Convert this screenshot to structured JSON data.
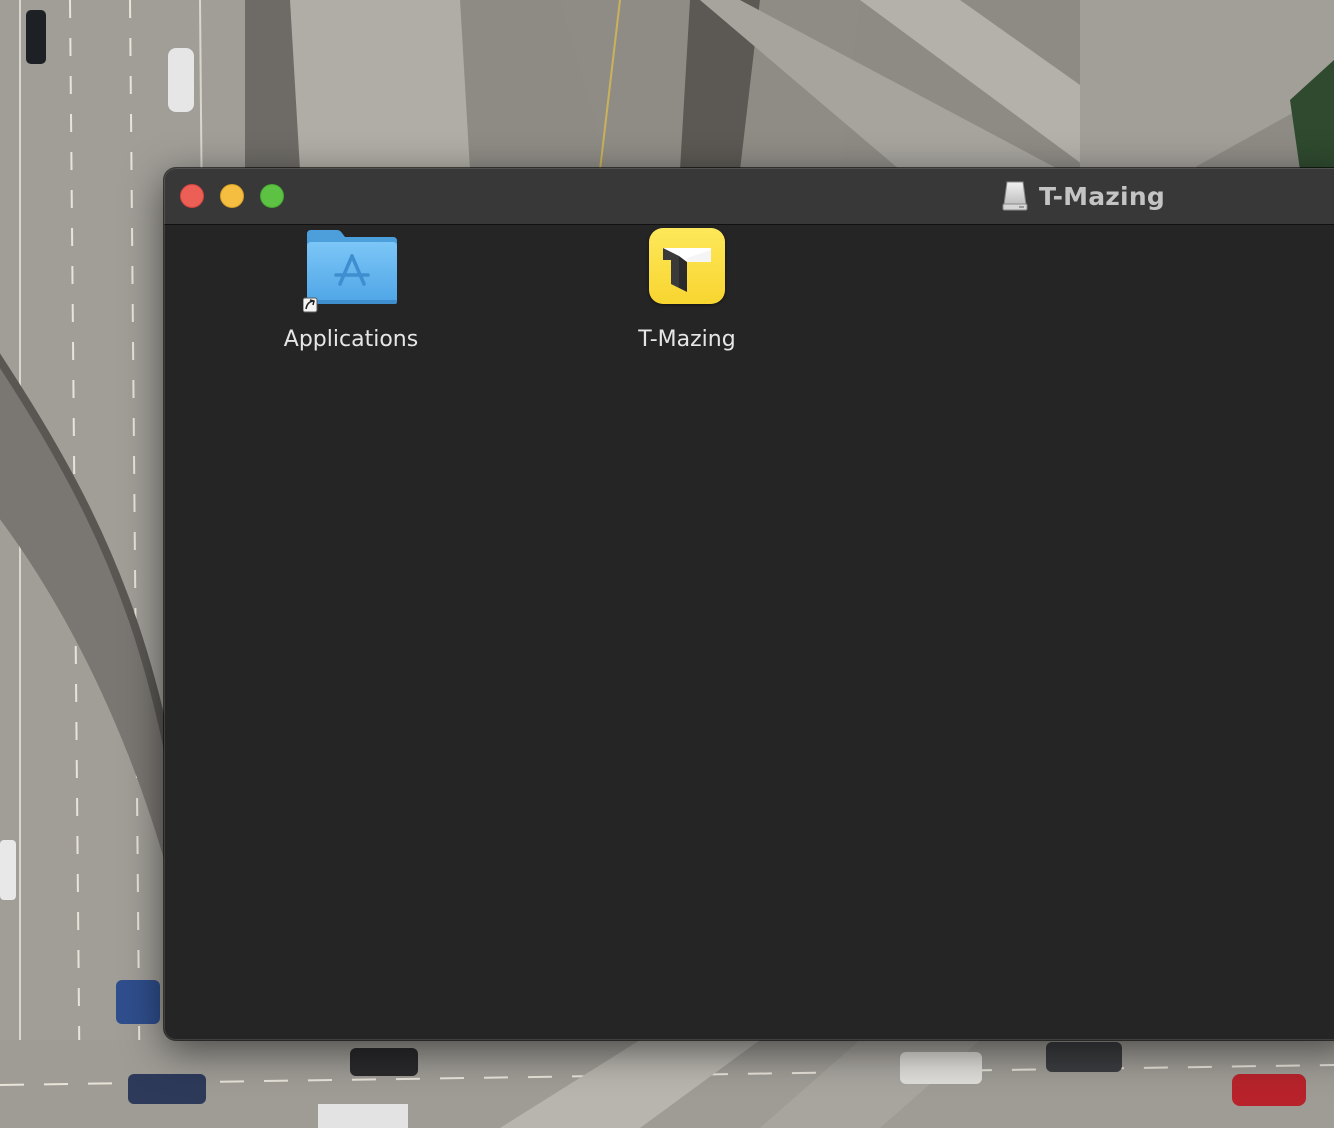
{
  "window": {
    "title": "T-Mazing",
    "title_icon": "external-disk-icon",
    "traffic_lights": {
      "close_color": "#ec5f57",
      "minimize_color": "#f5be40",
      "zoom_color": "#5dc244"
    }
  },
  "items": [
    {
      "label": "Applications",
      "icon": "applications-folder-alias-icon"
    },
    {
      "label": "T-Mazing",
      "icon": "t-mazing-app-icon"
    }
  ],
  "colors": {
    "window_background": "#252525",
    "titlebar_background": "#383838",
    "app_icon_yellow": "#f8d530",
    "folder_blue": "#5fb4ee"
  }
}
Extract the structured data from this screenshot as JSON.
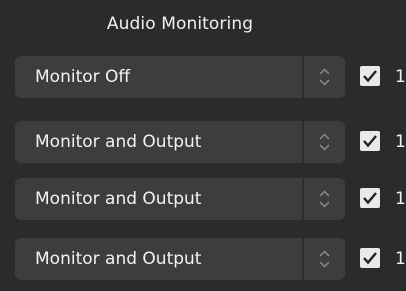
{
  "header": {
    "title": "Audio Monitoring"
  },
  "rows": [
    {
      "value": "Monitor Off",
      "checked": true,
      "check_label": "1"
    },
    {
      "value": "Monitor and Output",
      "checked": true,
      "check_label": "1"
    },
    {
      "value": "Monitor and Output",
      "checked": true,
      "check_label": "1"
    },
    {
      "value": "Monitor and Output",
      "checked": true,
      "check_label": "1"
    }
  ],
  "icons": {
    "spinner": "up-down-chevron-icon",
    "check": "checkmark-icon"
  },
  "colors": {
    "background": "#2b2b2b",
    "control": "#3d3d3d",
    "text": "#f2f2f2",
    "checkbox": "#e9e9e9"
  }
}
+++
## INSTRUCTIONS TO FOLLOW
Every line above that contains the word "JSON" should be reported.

## RESULT OF THE TASK
Convert this screenshot to structured JSON data.
Extract the structured data from this screenshot as JSON.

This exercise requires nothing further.